11 Mar 2021Submitted to British Journal of Pharmacology
12 Mar 2021Submission Checks Completed
12 Mar 2021Assigned to Editor
15 Mar 2021Reviewer(s) Assigned
27 Apr 2021Review(s) Completed, Editorial Evaluation Pending
28 Apr 2021Editorial Decision: Revise Minor
04 Jun 20211st Revision Received
14 Jun 2021Submission Checks Completed
14 Jun 2021Assigned to Editor
14 Jun 2021Reviewer(s) Assigned
29 Jun 2021Review(s) Completed, Editorial Evaluation Pending
30 Jun 2021Editorial Decision: Accept

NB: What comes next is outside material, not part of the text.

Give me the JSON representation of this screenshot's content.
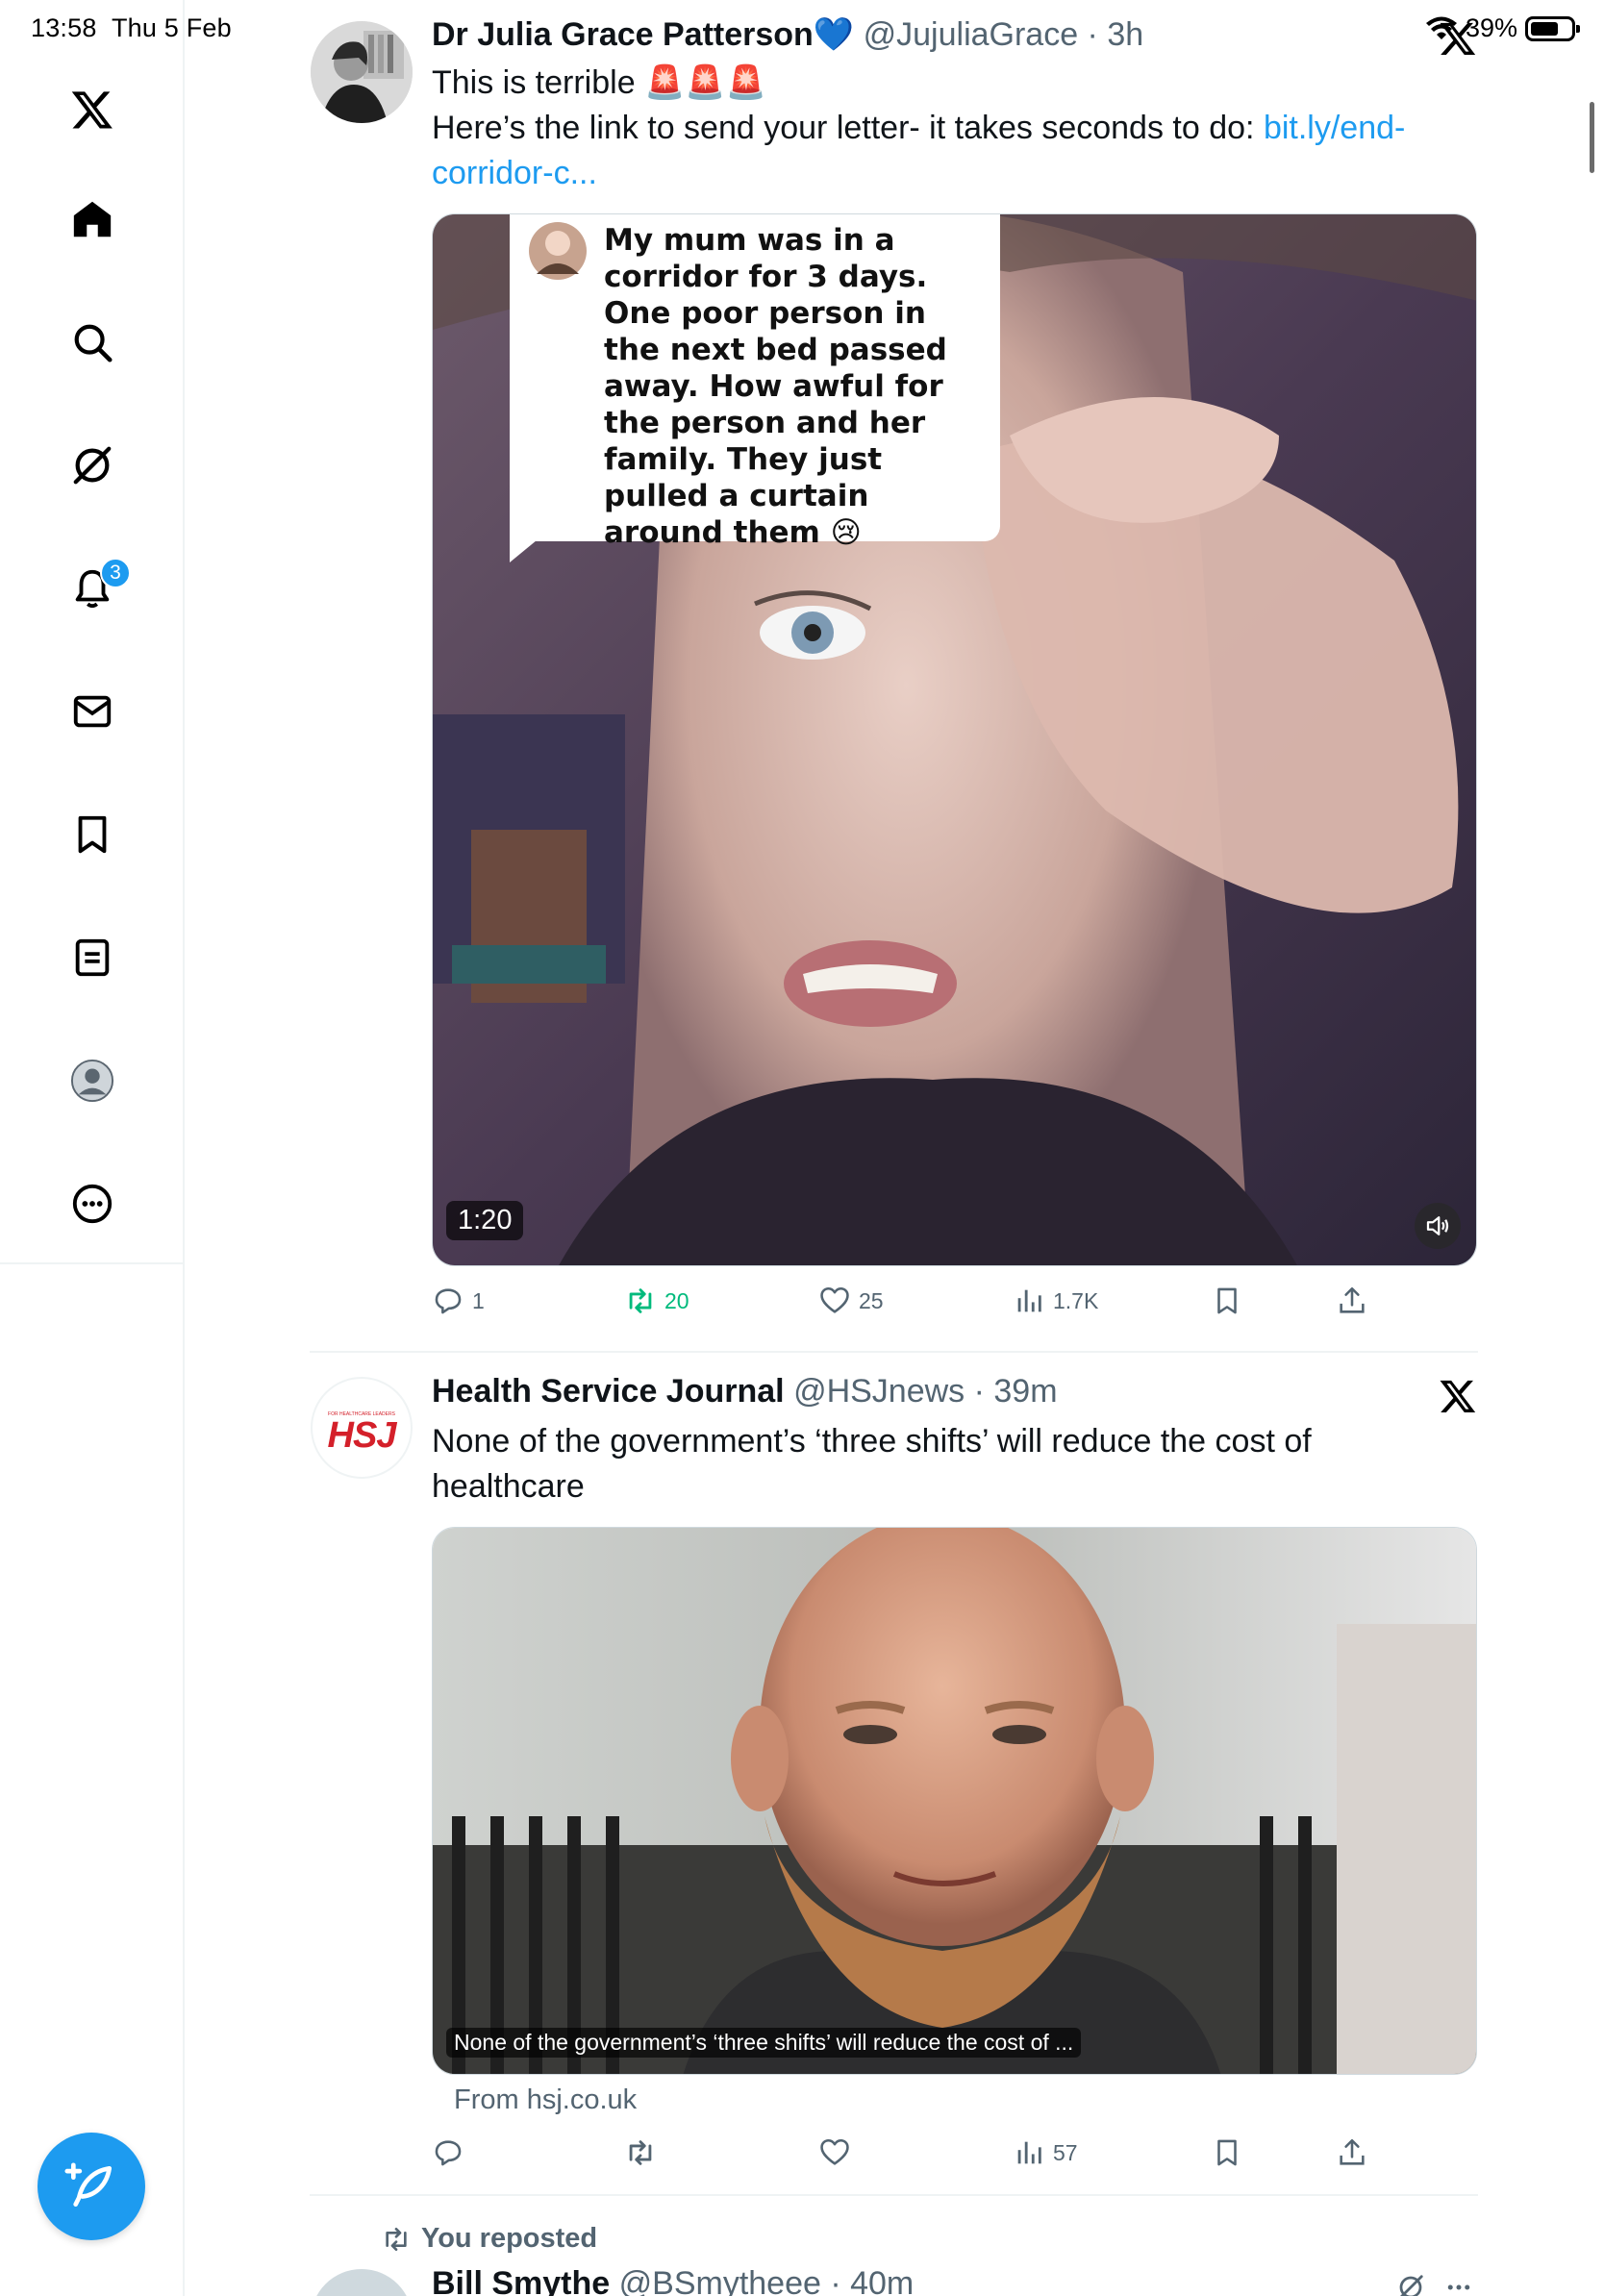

Sep 2022Published in British Journal of Pharmacology volume 179 issue 17 on pages 4265-4280. 10.1111/bph.15613